Prompt>
List each line of the data that holds the string "information", please.
+ + + +
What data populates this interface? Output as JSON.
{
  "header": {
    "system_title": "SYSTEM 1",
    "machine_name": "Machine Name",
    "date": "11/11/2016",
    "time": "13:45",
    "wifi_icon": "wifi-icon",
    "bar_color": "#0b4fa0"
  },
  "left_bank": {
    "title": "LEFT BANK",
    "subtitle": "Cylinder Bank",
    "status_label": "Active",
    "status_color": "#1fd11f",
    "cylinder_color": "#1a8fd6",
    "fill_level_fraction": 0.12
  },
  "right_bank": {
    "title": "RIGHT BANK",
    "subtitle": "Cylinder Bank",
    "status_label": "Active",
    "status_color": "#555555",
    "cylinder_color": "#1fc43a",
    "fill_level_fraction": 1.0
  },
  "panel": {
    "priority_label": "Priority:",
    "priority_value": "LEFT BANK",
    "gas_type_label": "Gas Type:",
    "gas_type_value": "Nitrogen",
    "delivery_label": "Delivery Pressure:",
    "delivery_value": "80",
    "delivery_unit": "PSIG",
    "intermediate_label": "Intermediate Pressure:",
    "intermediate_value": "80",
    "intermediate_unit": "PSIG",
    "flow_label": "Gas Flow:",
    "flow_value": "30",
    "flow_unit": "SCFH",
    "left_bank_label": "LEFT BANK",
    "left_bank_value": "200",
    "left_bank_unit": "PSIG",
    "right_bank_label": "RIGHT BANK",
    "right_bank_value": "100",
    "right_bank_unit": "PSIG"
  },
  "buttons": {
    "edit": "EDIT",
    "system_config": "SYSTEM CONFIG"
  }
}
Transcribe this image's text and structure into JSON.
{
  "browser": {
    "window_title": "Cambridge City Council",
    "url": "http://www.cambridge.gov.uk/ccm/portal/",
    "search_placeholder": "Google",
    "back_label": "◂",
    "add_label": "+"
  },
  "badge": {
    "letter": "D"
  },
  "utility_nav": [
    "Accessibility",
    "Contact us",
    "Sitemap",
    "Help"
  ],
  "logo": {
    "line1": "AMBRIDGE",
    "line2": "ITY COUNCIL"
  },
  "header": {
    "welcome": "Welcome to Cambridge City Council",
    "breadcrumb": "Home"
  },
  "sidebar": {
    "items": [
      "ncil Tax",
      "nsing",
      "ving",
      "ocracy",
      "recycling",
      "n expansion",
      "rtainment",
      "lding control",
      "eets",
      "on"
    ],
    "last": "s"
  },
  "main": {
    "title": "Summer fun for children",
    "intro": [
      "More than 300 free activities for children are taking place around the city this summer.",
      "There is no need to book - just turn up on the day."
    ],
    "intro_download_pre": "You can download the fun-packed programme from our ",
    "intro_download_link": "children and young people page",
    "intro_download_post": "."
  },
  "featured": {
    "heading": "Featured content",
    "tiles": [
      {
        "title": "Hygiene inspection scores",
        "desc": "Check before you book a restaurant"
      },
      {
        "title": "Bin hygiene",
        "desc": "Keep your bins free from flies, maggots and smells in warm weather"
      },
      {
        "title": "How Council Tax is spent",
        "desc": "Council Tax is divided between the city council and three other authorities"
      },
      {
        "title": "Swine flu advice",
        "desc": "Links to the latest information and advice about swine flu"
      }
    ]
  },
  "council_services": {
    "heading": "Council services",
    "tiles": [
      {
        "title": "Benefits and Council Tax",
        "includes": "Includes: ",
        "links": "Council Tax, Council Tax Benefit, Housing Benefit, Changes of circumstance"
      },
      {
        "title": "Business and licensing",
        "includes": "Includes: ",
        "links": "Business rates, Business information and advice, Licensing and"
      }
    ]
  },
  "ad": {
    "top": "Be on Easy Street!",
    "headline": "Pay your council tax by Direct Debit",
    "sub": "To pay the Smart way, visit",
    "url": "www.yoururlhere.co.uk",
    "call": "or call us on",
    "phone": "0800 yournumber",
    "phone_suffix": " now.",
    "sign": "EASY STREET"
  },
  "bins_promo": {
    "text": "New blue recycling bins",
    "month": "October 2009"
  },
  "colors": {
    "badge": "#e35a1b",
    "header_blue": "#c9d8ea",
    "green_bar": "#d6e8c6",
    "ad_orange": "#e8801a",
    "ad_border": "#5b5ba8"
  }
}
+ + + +
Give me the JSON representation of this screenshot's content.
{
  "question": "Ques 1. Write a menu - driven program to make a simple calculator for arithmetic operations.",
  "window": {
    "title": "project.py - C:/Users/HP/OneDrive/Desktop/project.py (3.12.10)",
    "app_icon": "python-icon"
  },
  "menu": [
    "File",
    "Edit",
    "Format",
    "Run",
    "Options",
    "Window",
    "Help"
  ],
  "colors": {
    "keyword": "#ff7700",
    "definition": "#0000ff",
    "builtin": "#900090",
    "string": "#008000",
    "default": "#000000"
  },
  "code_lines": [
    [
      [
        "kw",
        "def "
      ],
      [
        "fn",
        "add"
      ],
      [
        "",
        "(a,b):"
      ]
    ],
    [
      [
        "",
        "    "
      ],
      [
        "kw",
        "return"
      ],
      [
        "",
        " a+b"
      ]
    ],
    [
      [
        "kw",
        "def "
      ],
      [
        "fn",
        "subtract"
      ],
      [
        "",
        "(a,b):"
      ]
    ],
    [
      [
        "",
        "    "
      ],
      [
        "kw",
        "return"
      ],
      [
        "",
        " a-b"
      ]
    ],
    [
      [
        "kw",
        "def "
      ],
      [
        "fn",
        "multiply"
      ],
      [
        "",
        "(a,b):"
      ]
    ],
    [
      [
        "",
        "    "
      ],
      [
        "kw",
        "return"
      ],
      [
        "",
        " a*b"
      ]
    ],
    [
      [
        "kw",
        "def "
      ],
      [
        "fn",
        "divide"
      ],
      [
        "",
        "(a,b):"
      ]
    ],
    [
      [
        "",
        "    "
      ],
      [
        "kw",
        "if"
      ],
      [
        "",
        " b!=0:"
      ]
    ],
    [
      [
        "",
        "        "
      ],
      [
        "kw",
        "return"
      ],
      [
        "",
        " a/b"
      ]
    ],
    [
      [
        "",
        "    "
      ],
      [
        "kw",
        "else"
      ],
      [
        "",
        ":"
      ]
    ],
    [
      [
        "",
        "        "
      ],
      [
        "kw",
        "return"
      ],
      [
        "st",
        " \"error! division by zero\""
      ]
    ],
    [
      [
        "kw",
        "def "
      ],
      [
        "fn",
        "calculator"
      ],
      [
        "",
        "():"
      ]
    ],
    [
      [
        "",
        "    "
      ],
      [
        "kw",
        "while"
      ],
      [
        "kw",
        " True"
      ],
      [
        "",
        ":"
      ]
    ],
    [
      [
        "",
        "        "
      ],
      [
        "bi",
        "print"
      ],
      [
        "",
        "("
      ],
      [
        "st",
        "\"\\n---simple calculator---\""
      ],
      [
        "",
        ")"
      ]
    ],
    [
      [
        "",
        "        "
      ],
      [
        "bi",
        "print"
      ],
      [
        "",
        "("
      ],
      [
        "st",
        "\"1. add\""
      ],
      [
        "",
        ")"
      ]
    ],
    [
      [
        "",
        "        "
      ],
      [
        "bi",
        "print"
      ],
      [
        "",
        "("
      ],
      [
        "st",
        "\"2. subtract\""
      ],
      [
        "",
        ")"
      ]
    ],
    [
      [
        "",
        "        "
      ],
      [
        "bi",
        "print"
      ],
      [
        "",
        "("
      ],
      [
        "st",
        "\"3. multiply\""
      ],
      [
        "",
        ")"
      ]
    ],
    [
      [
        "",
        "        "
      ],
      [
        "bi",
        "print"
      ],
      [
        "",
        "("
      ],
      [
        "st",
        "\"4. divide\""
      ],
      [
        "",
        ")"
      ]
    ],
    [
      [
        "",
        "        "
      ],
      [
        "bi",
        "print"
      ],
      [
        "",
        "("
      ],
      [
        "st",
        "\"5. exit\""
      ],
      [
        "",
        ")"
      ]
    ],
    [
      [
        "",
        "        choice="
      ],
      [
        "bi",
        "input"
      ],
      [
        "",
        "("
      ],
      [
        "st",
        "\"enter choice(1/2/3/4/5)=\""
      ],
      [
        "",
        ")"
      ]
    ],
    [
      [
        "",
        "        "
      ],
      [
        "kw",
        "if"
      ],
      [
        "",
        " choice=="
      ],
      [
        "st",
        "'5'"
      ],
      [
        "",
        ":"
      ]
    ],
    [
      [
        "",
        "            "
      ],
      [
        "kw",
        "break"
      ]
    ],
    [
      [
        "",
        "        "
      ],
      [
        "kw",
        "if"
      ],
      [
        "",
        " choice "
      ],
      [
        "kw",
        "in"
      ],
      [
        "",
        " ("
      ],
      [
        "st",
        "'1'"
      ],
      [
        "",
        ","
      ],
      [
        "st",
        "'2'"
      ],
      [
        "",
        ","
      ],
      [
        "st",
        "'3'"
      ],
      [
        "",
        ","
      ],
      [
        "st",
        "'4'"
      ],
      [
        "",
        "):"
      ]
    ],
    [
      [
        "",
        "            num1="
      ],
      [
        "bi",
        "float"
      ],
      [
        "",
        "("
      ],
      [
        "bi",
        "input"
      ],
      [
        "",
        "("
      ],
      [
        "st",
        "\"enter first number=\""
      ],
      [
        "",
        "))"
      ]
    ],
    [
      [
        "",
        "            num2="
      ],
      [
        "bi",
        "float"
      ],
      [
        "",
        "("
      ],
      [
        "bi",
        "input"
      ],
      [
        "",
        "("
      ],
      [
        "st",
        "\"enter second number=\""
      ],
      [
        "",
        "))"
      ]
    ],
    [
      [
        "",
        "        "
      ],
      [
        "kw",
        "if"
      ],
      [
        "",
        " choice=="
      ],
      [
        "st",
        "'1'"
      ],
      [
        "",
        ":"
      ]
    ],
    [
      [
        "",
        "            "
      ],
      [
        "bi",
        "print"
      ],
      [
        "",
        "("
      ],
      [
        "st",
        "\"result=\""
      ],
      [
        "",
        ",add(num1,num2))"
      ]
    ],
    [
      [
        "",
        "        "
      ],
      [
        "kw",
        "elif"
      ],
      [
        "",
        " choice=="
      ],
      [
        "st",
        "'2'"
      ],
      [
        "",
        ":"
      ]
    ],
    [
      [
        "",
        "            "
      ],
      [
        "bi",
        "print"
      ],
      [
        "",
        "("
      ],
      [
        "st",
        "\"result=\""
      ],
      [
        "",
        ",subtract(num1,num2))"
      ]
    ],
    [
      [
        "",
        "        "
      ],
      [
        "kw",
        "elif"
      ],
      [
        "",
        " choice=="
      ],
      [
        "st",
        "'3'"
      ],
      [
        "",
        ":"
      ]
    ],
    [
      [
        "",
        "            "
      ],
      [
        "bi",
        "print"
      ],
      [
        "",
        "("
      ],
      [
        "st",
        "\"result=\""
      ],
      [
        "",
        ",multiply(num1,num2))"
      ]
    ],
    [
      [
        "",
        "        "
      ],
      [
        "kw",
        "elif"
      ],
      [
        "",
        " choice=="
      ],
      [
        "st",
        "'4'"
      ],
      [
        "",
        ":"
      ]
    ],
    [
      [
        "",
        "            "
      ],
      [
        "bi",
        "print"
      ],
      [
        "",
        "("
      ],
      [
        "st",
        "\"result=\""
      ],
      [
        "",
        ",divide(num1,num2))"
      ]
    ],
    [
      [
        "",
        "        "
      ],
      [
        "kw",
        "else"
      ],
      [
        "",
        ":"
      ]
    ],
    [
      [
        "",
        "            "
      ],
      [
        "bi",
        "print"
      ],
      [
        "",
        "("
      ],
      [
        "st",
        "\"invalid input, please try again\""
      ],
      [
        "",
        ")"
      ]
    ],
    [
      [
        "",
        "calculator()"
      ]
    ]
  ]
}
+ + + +
Written response>
        "desc": "Links to the latest information and advice about swine flu"
        "links": "Business rates, Business information and advice, Licensing and"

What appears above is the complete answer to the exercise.